Agvet Div.
P.O. Box 2000
Rahway, NJ  07065
Telephone:  908-855-4277

Review by Basic Manufacturer:
Comments solicited:  April, 1993
Comments received:  July, 1993


(1)   Meister, R.T. (ed.).  1992.  Farm Chemicals Handbook '92.  Meister 
Publishing Company, Willoughby, OH.

(2)   Hayes, W.J. and E.R. Laws (eds.).  1990.  Handbook of Pesticide 
Toxicology, Classes of Pesticides, Vol. 3.  Academic Press, Inc., NY.

(3)   Occupational Health Services, Inc.  1992 (Nov. 17).  MSDS for 
Avermectin B1a.  OHS Inc., Secaucus, NJ.

(4)   Thongsinthusak, T., et. al.  June 5, 1990.  HS 1567: Estimation of 
exposure of persons in California to pesticide products that contain 
abamectin.  California Dept. of Food and Agriculture, Div. of Pest 
Management, Environmental Protection and Worker Safety, Worker Health and 
Safety Branch, Sacramento, CA.

(5)   Lankas, G.R and L.R. Gordon.  Toxicology in W.C. Campbell (ed.).  
1989.  Ivermectin and Abamectin.  Springer-Verlag, NY.

(6)   Wislocki, P.G., et al.  Environmental Aspects of Abamectin Use in 
Crop Protection  in  W.C. Campbell (ed.).  1989.  Ivermectin and Abamectin.  
Springer-Verlag, NY.

(7)   U.S. Environmental Protection Agency.  July 20, 1990.  Pesticide Fact 
Sheet Number 89.2: Avermectin B1.  US EPA, Office of Pesticide Programs, 
Registration Div., Washington, DC.

(8)   Review by Merck Research Laboratories.  May 23, 1993.

     This PIP is part of the EXTOXNET Pesticide Information Notebook.  For 
more information, contact the Pesticide Management Education Program, 
Cornell University, 5123 Comstock Hall, Ithaca, N.Y.  14853-0901.

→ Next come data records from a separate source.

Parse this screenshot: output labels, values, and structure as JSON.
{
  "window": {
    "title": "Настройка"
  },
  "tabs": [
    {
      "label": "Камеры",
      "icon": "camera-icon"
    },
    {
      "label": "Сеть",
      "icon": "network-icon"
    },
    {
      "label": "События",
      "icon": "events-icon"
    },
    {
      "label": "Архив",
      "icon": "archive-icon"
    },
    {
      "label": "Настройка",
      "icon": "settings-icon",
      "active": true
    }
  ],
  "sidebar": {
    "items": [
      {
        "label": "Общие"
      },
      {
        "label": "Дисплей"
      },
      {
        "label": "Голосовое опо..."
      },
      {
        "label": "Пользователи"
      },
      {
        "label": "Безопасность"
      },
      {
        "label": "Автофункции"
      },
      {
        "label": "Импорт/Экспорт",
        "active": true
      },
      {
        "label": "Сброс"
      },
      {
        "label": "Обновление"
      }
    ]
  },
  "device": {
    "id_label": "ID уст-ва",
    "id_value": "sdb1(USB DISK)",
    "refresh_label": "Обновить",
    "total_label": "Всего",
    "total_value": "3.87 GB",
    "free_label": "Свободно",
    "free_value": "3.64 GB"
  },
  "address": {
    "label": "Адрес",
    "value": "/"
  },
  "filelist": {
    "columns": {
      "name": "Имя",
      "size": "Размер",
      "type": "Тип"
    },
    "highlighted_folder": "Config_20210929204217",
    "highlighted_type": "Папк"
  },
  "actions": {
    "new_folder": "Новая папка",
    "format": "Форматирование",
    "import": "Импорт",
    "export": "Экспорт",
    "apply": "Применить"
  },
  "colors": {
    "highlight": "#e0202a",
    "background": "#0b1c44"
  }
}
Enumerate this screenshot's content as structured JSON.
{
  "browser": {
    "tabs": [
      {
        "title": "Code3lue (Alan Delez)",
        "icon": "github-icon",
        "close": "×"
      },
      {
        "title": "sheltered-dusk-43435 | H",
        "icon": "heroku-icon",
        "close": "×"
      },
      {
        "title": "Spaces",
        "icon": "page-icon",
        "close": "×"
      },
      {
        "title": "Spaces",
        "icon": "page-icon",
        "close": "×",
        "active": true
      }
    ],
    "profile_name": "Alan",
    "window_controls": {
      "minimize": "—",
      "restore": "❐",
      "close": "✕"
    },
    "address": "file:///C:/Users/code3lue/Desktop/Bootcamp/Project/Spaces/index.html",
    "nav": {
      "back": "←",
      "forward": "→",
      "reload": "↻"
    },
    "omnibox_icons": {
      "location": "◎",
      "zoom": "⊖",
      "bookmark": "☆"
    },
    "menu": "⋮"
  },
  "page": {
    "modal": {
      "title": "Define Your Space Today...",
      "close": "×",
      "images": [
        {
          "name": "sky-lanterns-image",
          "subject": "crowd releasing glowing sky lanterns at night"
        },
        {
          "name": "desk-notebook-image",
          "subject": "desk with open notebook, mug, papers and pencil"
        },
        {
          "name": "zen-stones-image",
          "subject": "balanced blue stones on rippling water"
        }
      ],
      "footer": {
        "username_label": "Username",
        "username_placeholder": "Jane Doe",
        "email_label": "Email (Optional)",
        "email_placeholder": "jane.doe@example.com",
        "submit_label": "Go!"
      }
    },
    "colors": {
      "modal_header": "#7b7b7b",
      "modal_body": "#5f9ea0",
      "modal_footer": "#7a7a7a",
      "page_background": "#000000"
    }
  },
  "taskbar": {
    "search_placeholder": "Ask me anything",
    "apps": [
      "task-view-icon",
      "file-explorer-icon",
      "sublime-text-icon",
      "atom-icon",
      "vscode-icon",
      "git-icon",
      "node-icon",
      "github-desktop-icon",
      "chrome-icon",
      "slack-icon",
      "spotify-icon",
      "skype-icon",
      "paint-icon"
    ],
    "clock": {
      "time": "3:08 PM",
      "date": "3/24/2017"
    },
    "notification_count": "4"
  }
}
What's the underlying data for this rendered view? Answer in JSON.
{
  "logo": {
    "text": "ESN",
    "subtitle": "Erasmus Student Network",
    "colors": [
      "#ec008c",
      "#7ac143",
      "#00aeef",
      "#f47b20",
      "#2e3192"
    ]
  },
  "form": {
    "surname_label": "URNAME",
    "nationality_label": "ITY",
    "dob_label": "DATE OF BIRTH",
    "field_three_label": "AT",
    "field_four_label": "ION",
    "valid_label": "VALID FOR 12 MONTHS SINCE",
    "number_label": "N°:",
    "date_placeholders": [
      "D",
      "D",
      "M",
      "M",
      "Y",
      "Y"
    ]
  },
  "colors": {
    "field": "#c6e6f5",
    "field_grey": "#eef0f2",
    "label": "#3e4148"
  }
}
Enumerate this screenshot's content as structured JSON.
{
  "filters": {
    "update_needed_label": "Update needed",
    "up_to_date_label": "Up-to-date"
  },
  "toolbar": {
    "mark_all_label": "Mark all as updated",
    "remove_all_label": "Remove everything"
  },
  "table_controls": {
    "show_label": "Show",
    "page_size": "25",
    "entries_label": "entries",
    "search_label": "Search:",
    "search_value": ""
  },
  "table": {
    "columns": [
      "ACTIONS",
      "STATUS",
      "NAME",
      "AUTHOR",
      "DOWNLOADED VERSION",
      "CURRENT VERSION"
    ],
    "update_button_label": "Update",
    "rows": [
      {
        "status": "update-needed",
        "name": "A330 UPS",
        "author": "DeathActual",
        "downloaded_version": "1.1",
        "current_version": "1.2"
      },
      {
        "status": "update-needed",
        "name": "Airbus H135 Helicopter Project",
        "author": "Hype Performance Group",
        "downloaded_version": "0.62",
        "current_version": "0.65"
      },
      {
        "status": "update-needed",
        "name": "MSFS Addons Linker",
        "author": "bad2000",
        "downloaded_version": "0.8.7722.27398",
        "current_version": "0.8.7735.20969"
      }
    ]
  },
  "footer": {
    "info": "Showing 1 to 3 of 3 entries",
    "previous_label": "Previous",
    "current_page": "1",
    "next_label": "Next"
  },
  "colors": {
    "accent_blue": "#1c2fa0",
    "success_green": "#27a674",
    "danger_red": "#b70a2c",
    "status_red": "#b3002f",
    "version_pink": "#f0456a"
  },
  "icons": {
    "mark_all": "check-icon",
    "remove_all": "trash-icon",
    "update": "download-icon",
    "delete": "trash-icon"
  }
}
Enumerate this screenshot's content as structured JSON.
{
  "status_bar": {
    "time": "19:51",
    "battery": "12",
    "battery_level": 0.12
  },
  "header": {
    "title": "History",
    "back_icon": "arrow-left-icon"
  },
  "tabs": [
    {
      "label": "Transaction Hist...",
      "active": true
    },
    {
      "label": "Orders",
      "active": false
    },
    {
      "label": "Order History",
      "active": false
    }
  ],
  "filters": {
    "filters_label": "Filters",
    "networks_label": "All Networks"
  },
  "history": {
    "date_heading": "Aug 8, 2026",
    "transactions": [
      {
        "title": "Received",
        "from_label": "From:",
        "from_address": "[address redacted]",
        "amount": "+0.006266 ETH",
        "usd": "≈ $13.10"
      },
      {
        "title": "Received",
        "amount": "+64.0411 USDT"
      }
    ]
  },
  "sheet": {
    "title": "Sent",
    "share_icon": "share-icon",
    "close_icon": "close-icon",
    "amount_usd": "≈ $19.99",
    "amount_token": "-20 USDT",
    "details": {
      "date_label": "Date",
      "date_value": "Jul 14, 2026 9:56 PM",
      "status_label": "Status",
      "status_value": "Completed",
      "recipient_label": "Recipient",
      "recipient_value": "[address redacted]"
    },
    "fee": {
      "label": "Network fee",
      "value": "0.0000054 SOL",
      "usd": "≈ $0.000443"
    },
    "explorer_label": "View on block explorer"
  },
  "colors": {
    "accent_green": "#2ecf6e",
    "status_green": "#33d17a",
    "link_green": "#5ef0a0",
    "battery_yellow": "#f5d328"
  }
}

DISCLAIMER:  The information in this profile does not in any way replace or 
supersede the information on the pesticide product label/ing or other 
regulatory requirements.  Please refer to the pesticide product label/ing.